worked for the Children’s Center of Cicero Berwyn as a part-time Home visitor for six months from September 2016 thru March 3rd, 2017. She was a good employee who had passion to work with children and families. She created lesson plans for five children and families, prepared developmentally appropriate activities, observed children, provided resources and referrals to families in the communities. Her doctor had instructed accommodations and those were in place for her. Those accommodations included not to sit or stand for prolonged periods of time and not to lift more than 10 pounds.
Reporter stated she spoke with the grandmother and the issue seems to be the mother contacts the grandmother to ask if the children can get off there and when they do mom never comes to get them. Mom will tell the grandmother she will be there in a little while. The children stay at the grandmother 's home on and off. Reporter stated the mother has picked the children up from school on one of the days but
Noy’s “Auntie” cared for as long as she could before she had to leave and eventually returned home. Years later Noy was reunited with her and still had the same attachment and love towards her, as she remembered she did in her childhood. With the passing time and maturity Noy realized her “Auntie” was her true protector as a child and attempted to shield her as much as possible. Noy wanted to express her appreciation for this but was fearful to bring it up all these years later. Noy expresses a sense of regret during her presentation, that she was unable to protect her cherished “Auntie” as she had protected her.

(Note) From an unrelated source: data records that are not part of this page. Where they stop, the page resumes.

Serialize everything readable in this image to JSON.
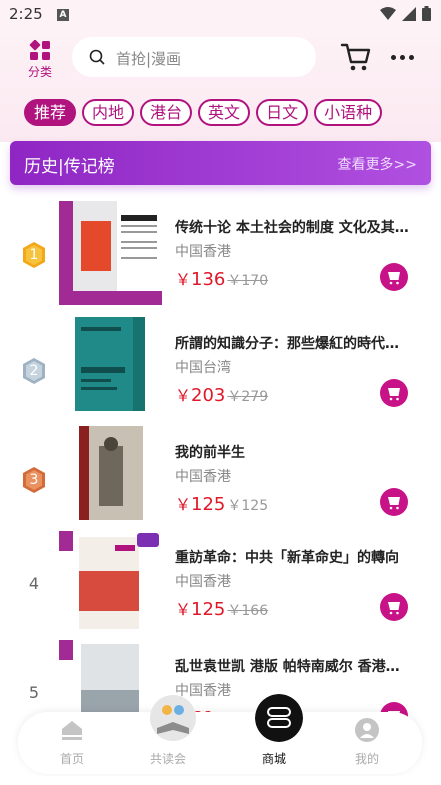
{
  "status_bar": {
    "time": "2:25",
    "notif_letter": "A"
  },
  "header": {
    "category_label": "分类",
    "search_placeholder": "首抢|漫画",
    "tabs": [
      {
        "label": "推荐",
        "active": true
      },
      {
        "label": "内地",
        "active": false
      },
      {
        "label": "港台",
        "active": false
      },
      {
        "label": "英文",
        "active": false
      },
      {
        "label": "日文",
        "active": false
      },
      {
        "label": "小语种",
        "active": false
      }
    ]
  },
  "section": {
    "title": "历史|传记榜",
    "more_label": "查看更多>>"
  },
  "books": [
    {
      "rank": "1",
      "title": "传统十论 本土社会的制度 文化及其…",
      "origin": "中国香港",
      "price": "136",
      "old_price": "170",
      "yen": "￥",
      "badge": "gold"
    },
    {
      "rank": "2",
      "title": "所謂的知識分子：那些爆紅的時代…",
      "origin": "中国台湾",
      "price": "203",
      "old_price": "279",
      "yen": "￥",
      "badge": "silver"
    },
    {
      "rank": "3",
      "title": "我的前半生",
      "origin": "中国香港",
      "price": "125",
      "old_price": "125",
      "yen": "￥",
      "badge": "bronze"
    },
    {
      "rank": "4",
      "title": "重訪革命：中共「新革命史」的轉向",
      "origin": "中国香港",
      "price": "125",
      "old_price": "166",
      "yen": "￥",
      "badge": "none"
    },
    {
      "rank": "5",
      "title": "乱世袁世凯 港版 帕特南威尔 香港…",
      "origin": "中国香港",
      "price": "69",
      "old_price": "107",
      "yen": "￥",
      "badge": "none"
    }
  ],
  "bottom_nav": [
    {
      "label": "首页",
      "active": false
    },
    {
      "label": "共读会",
      "active": false
    },
    {
      "label": "商城",
      "active": true
    },
    {
      "label": "我的",
      "active": false
    }
  ],
  "colors": {
    "accent": "#b0127e",
    "price": "#e0182a",
    "section_bg": "#9a33cf"
  }
}
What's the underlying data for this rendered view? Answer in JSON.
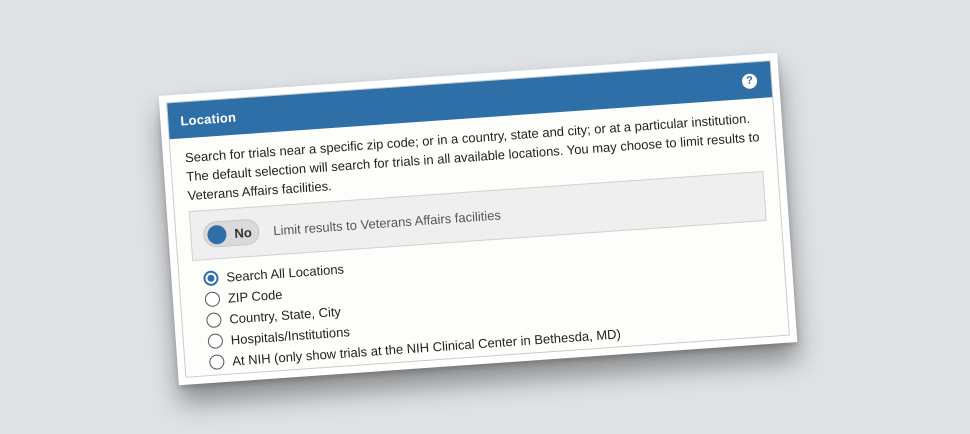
{
  "panel": {
    "title": "Location",
    "help_label": "?",
    "description": "Search for trials near a specific zip code; or in a country, state and city; or at a particular institution. The default selection will search for trials in all available locations. You may choose to limit results to Veterans Affairs facilities.",
    "accent_color": "#2f6fa7"
  },
  "va_filter": {
    "toggle_state_label": "No",
    "label": "Limit results to Veterans Affairs facilities"
  },
  "location_options": [
    {
      "label": "Search All Locations",
      "selected": true
    },
    {
      "label": "ZIP Code",
      "selected": false
    },
    {
      "label": "Country, State, City",
      "selected": false
    },
    {
      "label": "Hospitals/Institutions",
      "selected": false
    },
    {
      "label": "At NIH (only show trials at the NIH Clinical Center in Bethesda, MD)",
      "selected": false
    }
  ]
}
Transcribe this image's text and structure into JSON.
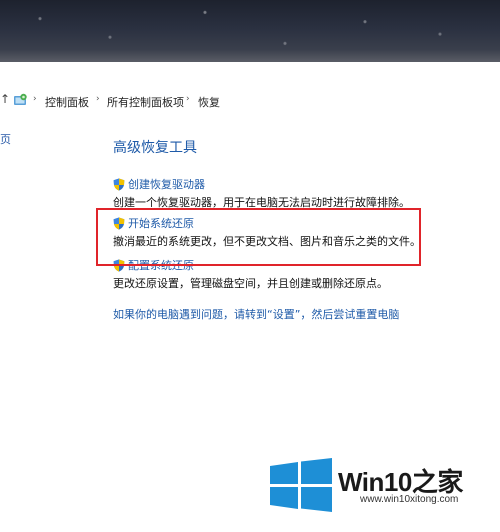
{
  "breadcrumb": {
    "items": [
      "控制面板",
      "所有控制面板项",
      "恢复"
    ]
  },
  "left_pane": {
    "fragment": "页"
  },
  "main": {
    "heading": "高级恢复工具",
    "tasks": [
      {
        "link": "创建恢复驱动器",
        "description": "创建一个恢复驱动器，用于在电脑无法启动时进行故障排除。"
      },
      {
        "link": "开始系统还原",
        "description": "撤消最近的系统更改，但不更改文档、图片和音乐之类的文件。"
      },
      {
        "link": "配置系统还原",
        "description": "更改还原设置，管理磁盘空间，并且创建或删除还原点。"
      }
    ],
    "reset_link": "如果你的电脑遇到问题，请转到“设置”，然后尝试重置电脑"
  },
  "watermark": {
    "brand": "Win10之家",
    "url": "www.win10xitong.com"
  },
  "colors": {
    "link_blue": "#1e5aa8",
    "highlight_red": "#e0242a",
    "win_blue": "#1e8fd6"
  },
  "icons": {
    "up_arrow": "up-arrow-icon",
    "control_panel": "control-panel-icon",
    "shield": "uac-shield-icon",
    "windows_logo": "windows-logo-icon"
  }
}
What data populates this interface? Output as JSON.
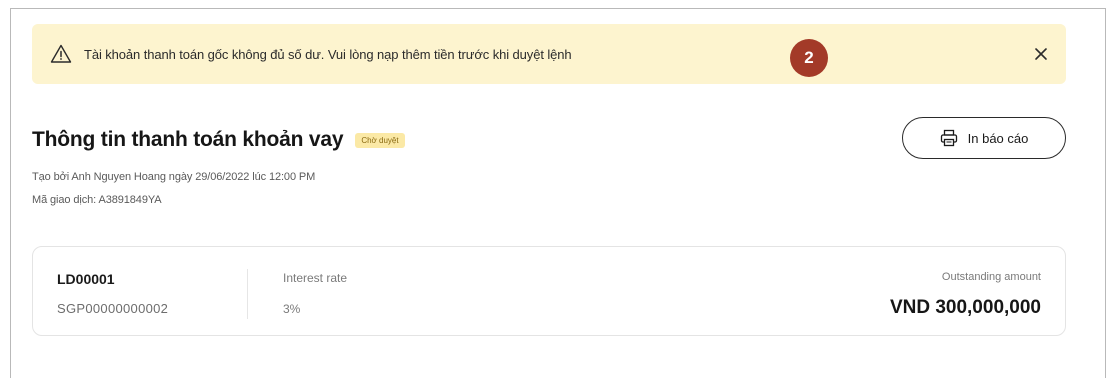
{
  "alert": {
    "message": "Tài khoản thanh toán gốc không đủ số dư. Vui lòng nạp thêm tiền trước khi duyệt lệnh",
    "step_number": "2",
    "icon": "warning-icon",
    "close_icon": "close-icon",
    "background": "#fdf4cf",
    "badge_color": "#a33a28"
  },
  "header": {
    "title": "Thông tin thanh toán khoản vay",
    "status": "Chờ duyệt",
    "print_label": "In báo cáo",
    "print_icon": "printer-icon"
  },
  "meta": {
    "created": "Tạo bởi Anh Nguyen Hoang ngày 29/06/2022 lúc 12:00 PM",
    "transaction": "Mã giao dịch: A3891849YA"
  },
  "loan": {
    "id": "LD00001",
    "account": "SGP00000000002",
    "interest_label": "Interest rate",
    "interest_value": "3%",
    "outstanding_label": "Outstanding amount",
    "outstanding_value": "VND 300,000,000"
  }
}
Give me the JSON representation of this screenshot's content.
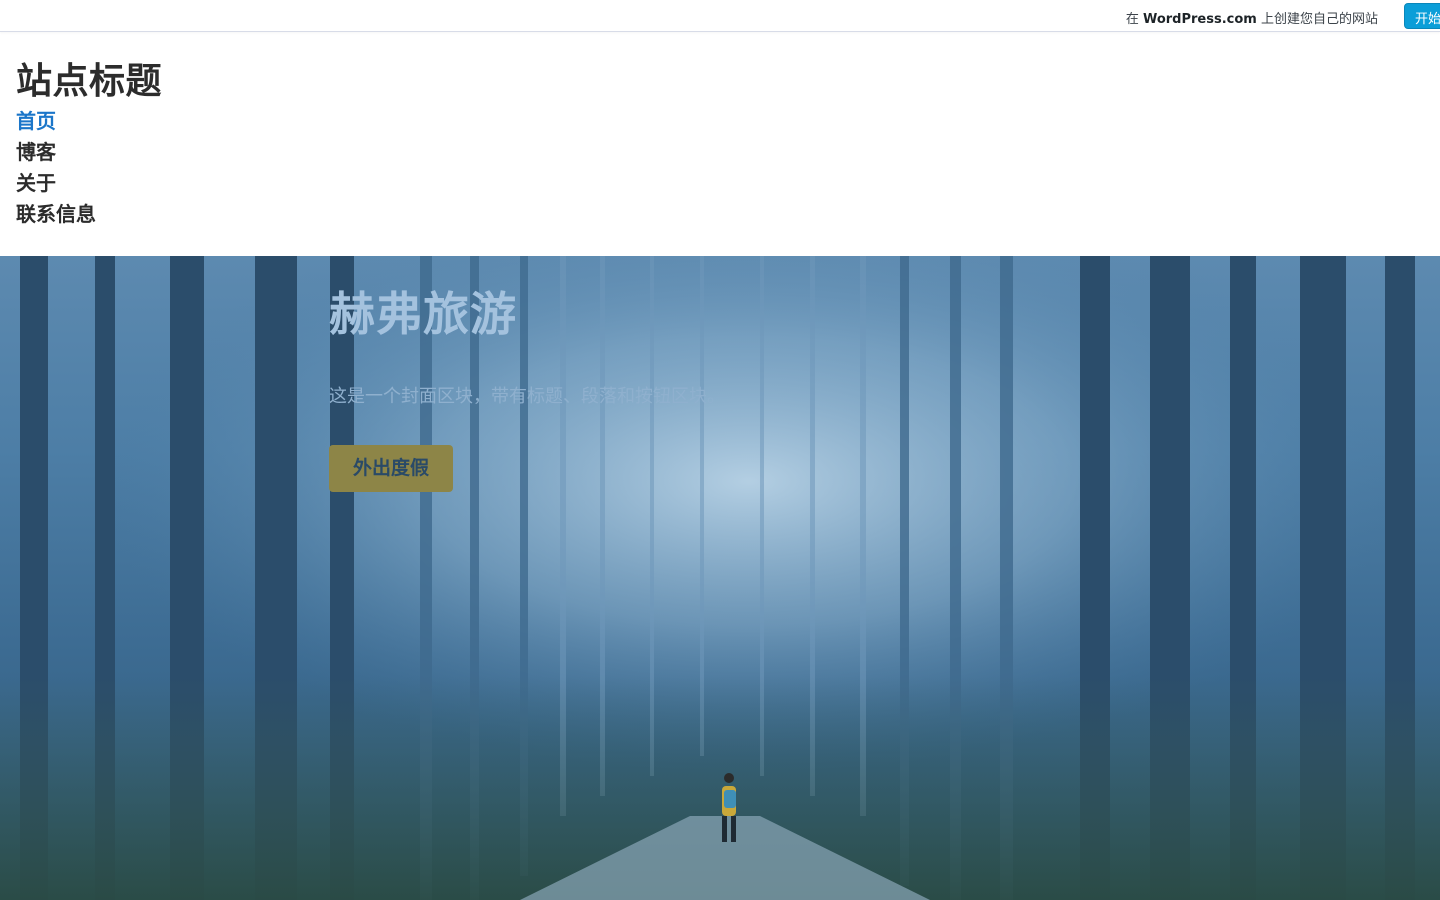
{
  "wp_banner": {
    "promo_prefix": "在 ",
    "promo_brand": "WordPress.com",
    "promo_suffix": " 上创建您自己的网站",
    "start_button": "开始"
  },
  "header": {
    "site_title": "站点标题",
    "nav": [
      {
        "label": "首页",
        "active": true
      },
      {
        "label": "博客",
        "active": false
      },
      {
        "label": "关于",
        "active": false
      },
      {
        "label": "联系信息",
        "active": false
      }
    ]
  },
  "cover": {
    "title": "赫弗旅游",
    "subtitle": "这是一个封面区块，带有标题、段落和按钮区块。",
    "button": "外出度假"
  },
  "colors": {
    "link_active": "#1b76c9",
    "wp_button": "#0b9ed8",
    "cover_button": "#8d8547"
  }
}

Mary was born August 5, 1861 in Belleville,IL to Henry and Lavinia Richmond. She was raised by her grandmother and two aunts in Baltimore, MD after her parents died. She grew up around racial problems, suffrage, social, and political beliefs. Because she grew up around those things she started becoming a critical thinker and social activism. Richmond was home schooled because her grandmother and aunts were not familiar with the traditional education system until the age of eleven when she entered public school.